Multiple Sclerosis (MS) is one of the most common diseases of the central nervous system and more than 2.3 million people in the world currently have MS. Kiss Goodbye to MS is a global campaign aimed at raising funds for vital research and looking for a cure
The treatment of MS varies across the world and everyone who is suffering has a different diagnosis story and a different experience. MS is unpredictable and some people may not feel the effects for many years while others may be severely debilitated quickly.
Liane lives in London and was diagnosed in 2018, she got diagnosed within a week. Desiré lives in California and was diagnosed 10 years earlier in 2008, her diagnosis took almost 4 months. Initial symptoms that lead Liane to seek medical help at her local practice and then A&E was blurred eyesight along with loss of balance and weakness on the left side. Desiré visited ER every single day for a month when she was suffering from numbness across her body and it was only at the peak of her symptoms that she got referred to a specialist but still did not result in a diagnosis.
For both of these women being told they had MS was a shock and neither had a strong knowledge of what MS was or would mean for them. Desiré recalls “one of the hardest parts of my diagnosis was that I could barely find anyone to connect with, it was impossible to find anyone my age who had MS too, I felt so alone”. Liane found information online following an uninformative diagnosis from a junior doctor, “luckily the MS Society website was very helpful”. Despite the initial blow and sadness at the diagnosis of a life-changing disease, both women bravely thought about how they could inform their networks, spread awareness and raise money to go towards finding a cure.
Liane set up a Facebook fundraiser for her birthday and asked friends and family to raise money for Kiss Goodbye to MS. Liane found that “when I told my friends and family using my Facebook fundraiser, there was a lot of shocked responses but a lot of support”. Desiré discovered support networks that continue to grow when sharing her diagnosis through social media. One of the main reasons Desiré is vocal about her story is that she believes the conversation has to start somewhere, bravely she is okay with sharing her story with everyone. Desiré declares “I want to be the resource I saw was lacking when I got my MS diagnosis”.
Both women are young and face judgement due to their invisible disease and their need for extra support. Liane opened up about facing criticism and hostility from people when using a wheelchair which makes her dread the day she needs a Blue Badge as she knows she will have to deal with comments and stares. Desiré talks of her struggles “we are often fighting a silent daily battle with our bodies, and because those battles are invisible it is hard to get people to listen to us”.
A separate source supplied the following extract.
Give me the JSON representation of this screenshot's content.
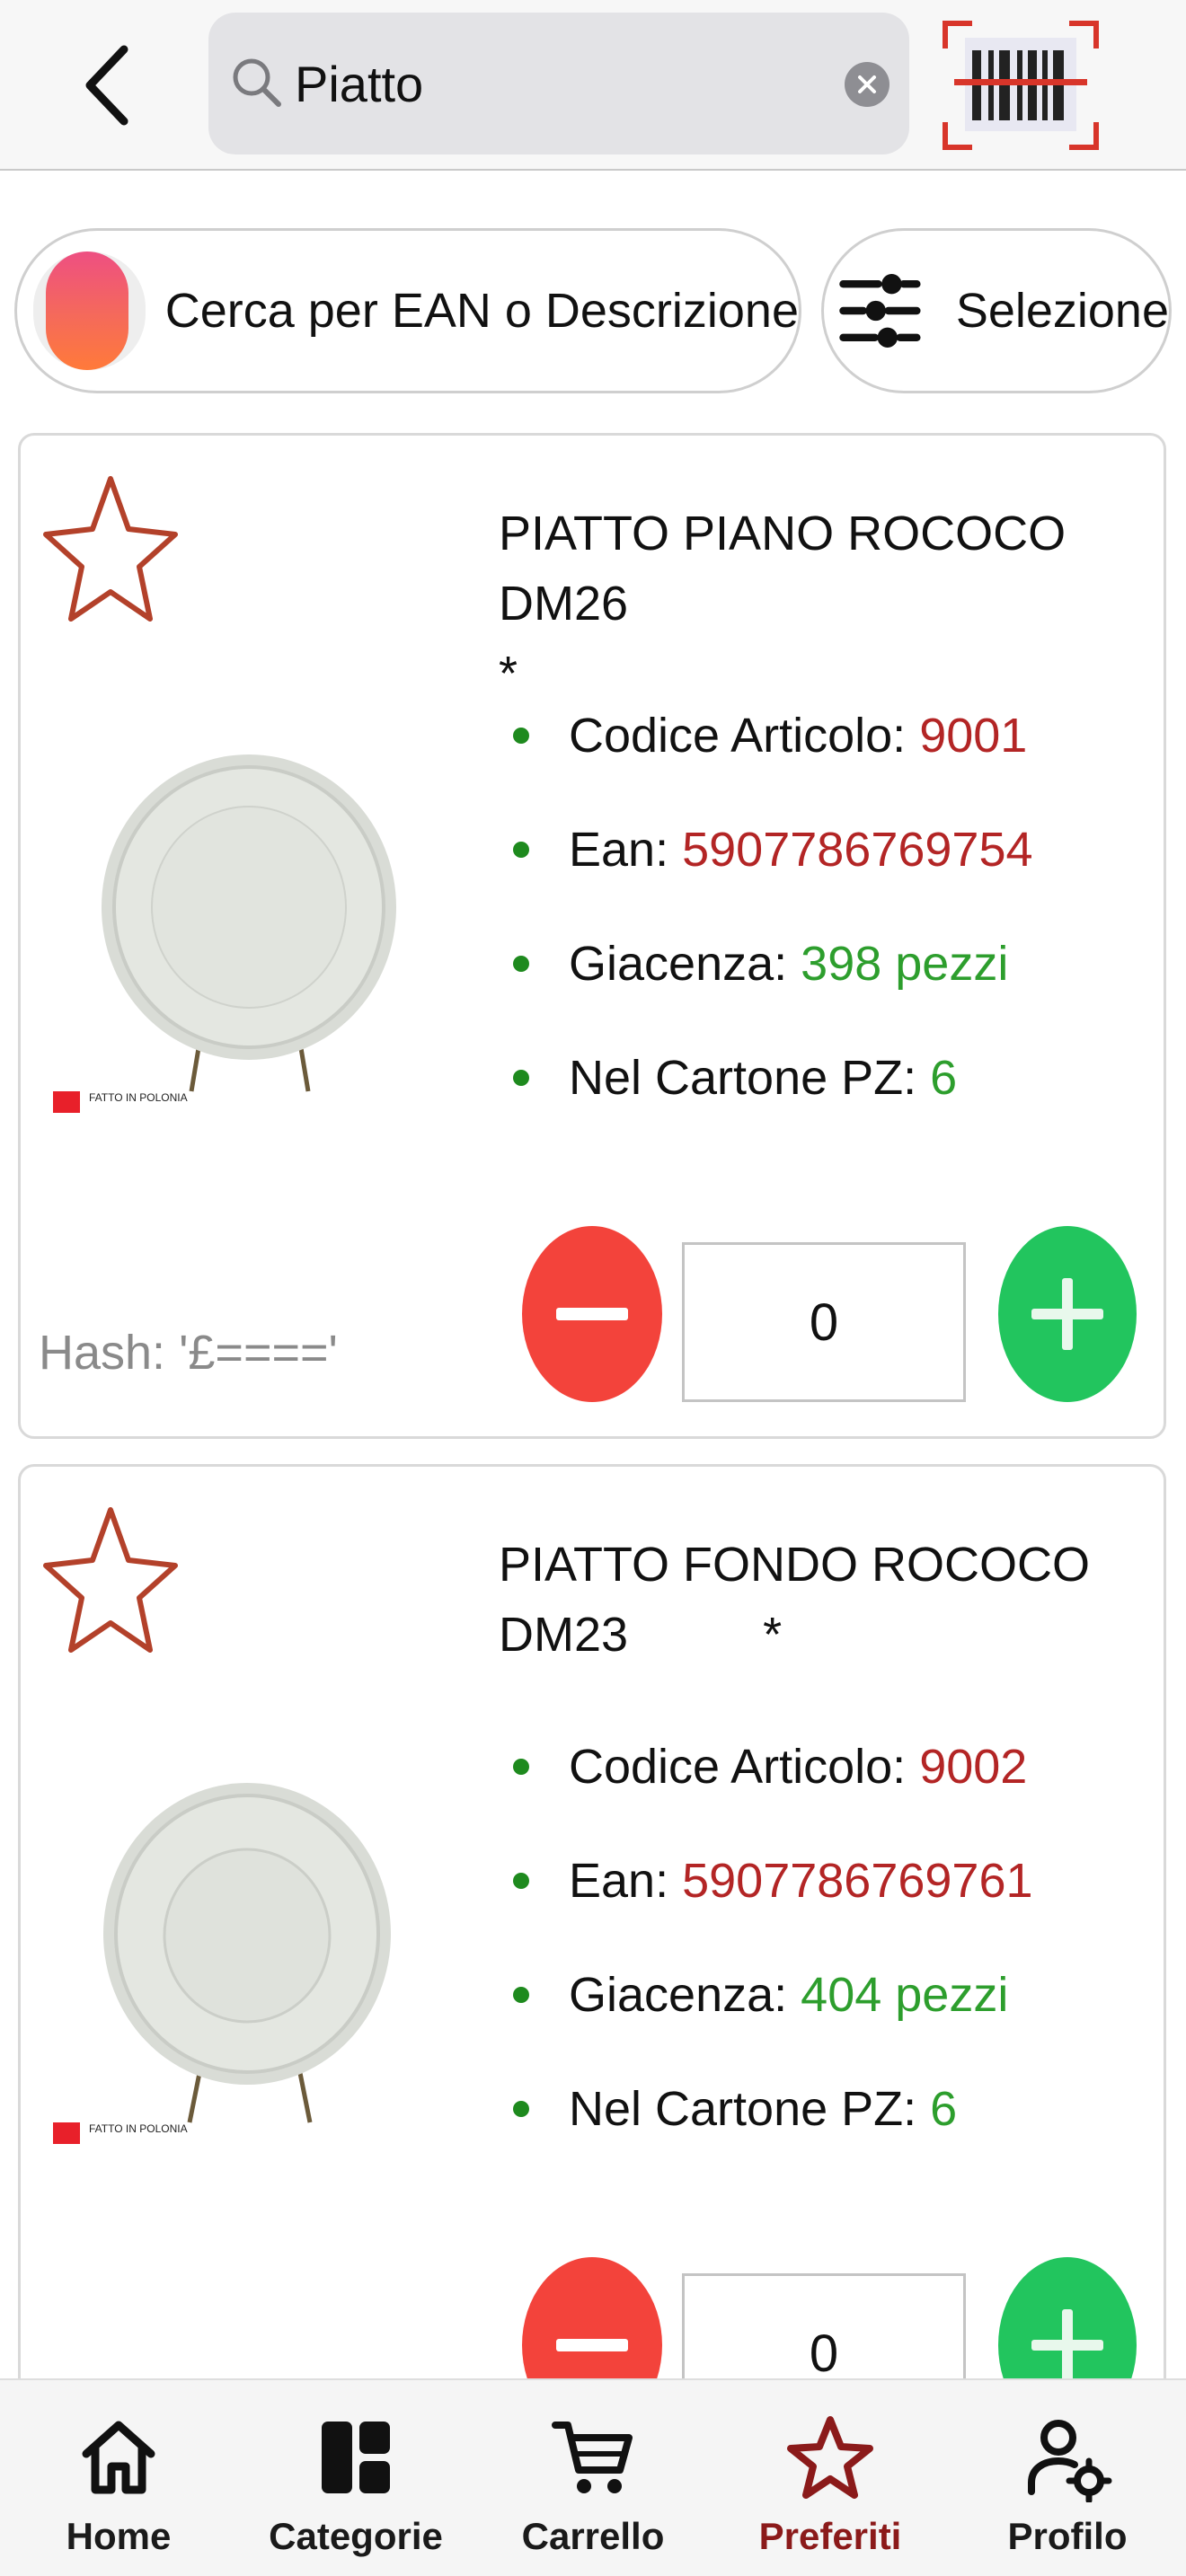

Desiré and Liane have different stories from different countries about how they got diagnosed but both women have talked about the struggle to come to terms with their diagnosis and feel grief, distress and vulnerability due to MS. Desiré describes the grief, “for most of us living with MS are dealing with the grief over what we feel we have lost, the life we could have had without MS, and I don’t think that ever goes away”. Despite being in different countries that part of their story is similar, what is also similar is their passion to be strong, honest ambassadors for Kiss Goodbye to MS.
Both women are incredibly brave and determined and have shared their stories as a way to spread awareness of MS through the global Kiss Goodbye to MS campaign. Kiss Goodbye to MS is a global campaign with 13 countries raising money to fund research into the causes of the disease and to hopefully find a cure. The campaign also funds access to treatment which can have a dramatic effect on countries where treatments are not readily available or affordable. In May countries around the world are uniting to raise funds to cure MS and show the world they are united by this cause.